→ **GOAL OF THE EXERCISE**: Send back all of the data, word for word.

Records from a dataset:
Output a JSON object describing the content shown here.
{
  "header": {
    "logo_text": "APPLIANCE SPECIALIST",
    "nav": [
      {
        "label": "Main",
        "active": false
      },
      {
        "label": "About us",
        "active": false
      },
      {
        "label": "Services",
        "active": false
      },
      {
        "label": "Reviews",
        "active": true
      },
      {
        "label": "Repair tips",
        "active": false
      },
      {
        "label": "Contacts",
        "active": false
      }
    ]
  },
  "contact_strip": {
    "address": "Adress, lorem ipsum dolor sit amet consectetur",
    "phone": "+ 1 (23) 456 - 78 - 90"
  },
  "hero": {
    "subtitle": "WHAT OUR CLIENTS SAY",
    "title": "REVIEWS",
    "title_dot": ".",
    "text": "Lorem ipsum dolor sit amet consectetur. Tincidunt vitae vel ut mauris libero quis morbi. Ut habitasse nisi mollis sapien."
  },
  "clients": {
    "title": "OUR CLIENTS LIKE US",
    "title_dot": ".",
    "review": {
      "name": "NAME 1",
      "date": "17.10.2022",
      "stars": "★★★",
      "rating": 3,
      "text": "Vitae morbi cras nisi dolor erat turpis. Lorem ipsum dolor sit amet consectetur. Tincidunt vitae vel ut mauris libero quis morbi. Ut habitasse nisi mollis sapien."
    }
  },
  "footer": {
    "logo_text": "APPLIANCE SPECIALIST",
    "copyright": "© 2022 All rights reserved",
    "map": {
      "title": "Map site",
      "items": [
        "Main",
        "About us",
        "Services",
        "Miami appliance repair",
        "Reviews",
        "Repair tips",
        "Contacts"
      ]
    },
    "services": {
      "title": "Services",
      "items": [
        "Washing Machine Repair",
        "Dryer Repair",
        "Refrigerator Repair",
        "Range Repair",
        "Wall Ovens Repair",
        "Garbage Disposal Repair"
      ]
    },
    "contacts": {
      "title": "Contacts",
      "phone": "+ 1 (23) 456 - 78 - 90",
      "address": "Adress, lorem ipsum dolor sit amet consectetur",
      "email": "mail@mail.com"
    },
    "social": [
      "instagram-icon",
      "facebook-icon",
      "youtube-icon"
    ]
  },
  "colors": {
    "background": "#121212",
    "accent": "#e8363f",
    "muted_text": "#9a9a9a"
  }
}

→ **TASK RESPONSE**:
Output a JSON object describing the content shown here.
{
  "header": {
    "logo_text": "APPLIANCE SPECIALIST",
    "nav": [
      {
        "label": "Main",
        "active": false
      },
      {
        "label": "About us",
        "active": false
      },
      {
        "label": "Services",
        "active": false
      },
      {
        "label": "Reviews",
        "active": true
      },
      {
        "label": "Repair tips",
        "active": false
      },
      {
        "label": "Contacts",
        "active": false
      }
    ]
  },
  "contact_strip": {
    "address": "Adress, lorem ipsum dolor sit amet consectetur",
    "phone": "+ 1 (23) 456 - 78 - 90"
  },
  "hero": {
    "subtitle": "WHAT OUR CLIENTS SAY",
    "title": "REVIEWS",
    "title_dot": ".",
    "text": "Lorem ipsum dolor sit amet consectetur. Tincidunt vitae vel ut mauris libero quis morbi. Ut habitasse nisi mollis sapien."
  },
  "clients": {
    "title": "OUR CLIENTS LIKE US",
    "title_dot": ".",
    "review": {
      "name": "NAME 1",
      "date": "17.10.2022",
      "stars": "★★★",
      "rating": 3,
      "text": "Vitae morbi cras nisi dolor erat turpis. Lorem ipsum dolor sit amet consectetur. Tincidunt vitae vel ut mauris libero quis morbi. Ut habitasse nisi mollis sapien."
    }
  },
  "footer": {
    "logo_text": "APPLIANCE SPECIALIST",
    "copyright": "© 2022 All rights reserved",
    "map": {
      "title": "Map site",
      "items": [
        "Main",
        "About us",
        "Services",
        "Miami appliance repair",
        "Reviews",
        "Repair tips",
        "Contacts"
      ]
    },
    "services": {
      "title": "Services",
      "items": [
        "Washing Machine Repair",
        "Dryer Repair",
        "Refrigerator Repair",
        "Range Repair",
        "Wall Ovens Repair",
        "Garbage Disposal Repair"
      ]
    },
    "contacts": {
      "title": "Contacts",
      "phone": "+ 1 (23) 456 - 78 - 90",
      "address": "Adress, lorem ipsum dolor sit amet consectetur",
      "email": "mail@mail.com"
    },
    "social": [
      "instagram-icon",
      "facebook-icon",
      "youtube-icon"
    ]
  },
  "colors": {
    "background": "#121212",
    "accent": "#e8363f",
    "muted_text": "#9a9a9a"
  }
}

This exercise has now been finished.